Background: Histopathological studies have reported the presence of cholesterol crystals in the culprit lesion in patients with sudden cardiac death. Given that cholesterol crystals themselves promote pro-inflammatory cascades, they may destabilize atherosclerotic plaques, leading to the occurrence of acute coronary events. Case summary: A 60-year-old man presented with ST-segment elevation myocardial infarction. Emergent coronary angiography revealed a severely stenotic lesion (=culprit lesion) and another non-obstructive lesion in the proximal and middle segments of the left anterior descending artery (LAD), respectively. Optical coherence tomography (OCT) imaging showed that both lesions exhibited lipid-rich plaque with cholesterol crystals, and the non-obstructive lesion in the mid-LAD did not have a thin fibrous cap (its thickness = 230 μm). A drug-eluting stent was successfully implanted at the culprit lesion in the proximal LAD. On non-contrast T1-weighted magnetic resonance imaging performed 10 days after percutaneous coronary intervention (PCI), a high-intensity signal was identified at the non-obstructive mid-LAD lesion. This lesion was medically managed with aspirin, clopidogrel, and rosuvastatin due to the absence of myocardial ischaemia. However, 12 months after PCI, the patient was hospitalized again due to unstable angina pectoris. Coronary angiography revealed substantial progression of the mid-LAD lesion. Optical coherence tomography imaging prior to the second PCI showed a severely narrowed lesion containing cholesterol crystals and covered by organized thrombus. This lesion harbored an extensive amount of lipidic materials on near-infrared spectroscopy (maximum 4-mm lipid core burden index = 809). Discussion: In our case, atherosclerotic plaques containing cholesterol crystals was associated with the occurrence of acute coronary syndrome.
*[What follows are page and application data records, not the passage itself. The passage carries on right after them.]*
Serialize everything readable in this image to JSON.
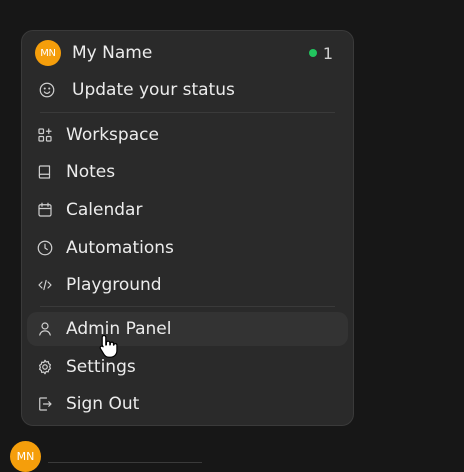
{
  "user": {
    "initials": "MN",
    "name": "My Name",
    "status_color": "#22c55e",
    "active_count": "1"
  },
  "status_item": {
    "label": "Update your status",
    "icon": "smile-icon"
  },
  "menu_items": [
    {
      "label": "Workspace",
      "icon": "grid-plus-icon"
    },
    {
      "label": "Notes",
      "icon": "notebook-icon"
    },
    {
      "label": "Calendar",
      "icon": "calendar-icon"
    },
    {
      "label": "Automations",
      "icon": "clock-icon"
    },
    {
      "label": "Playground",
      "icon": "code-icon"
    }
  ],
  "admin_items": [
    {
      "label": "Admin Panel",
      "icon": "user-icon",
      "hovered": true
    },
    {
      "label": "Settings",
      "icon": "gear-icon"
    },
    {
      "label": "Sign Out",
      "icon": "sign-out-icon"
    }
  ],
  "footer": {
    "initials": "MN"
  },
  "colors": {
    "accent": "#f59e0b",
    "background": "#171717",
    "menu": "#2a2a2a"
  }
}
Our findings suggest that plaque with cholesterol crystals is a potential precursor to future acute coronary events.
ASJC Scopus subject areas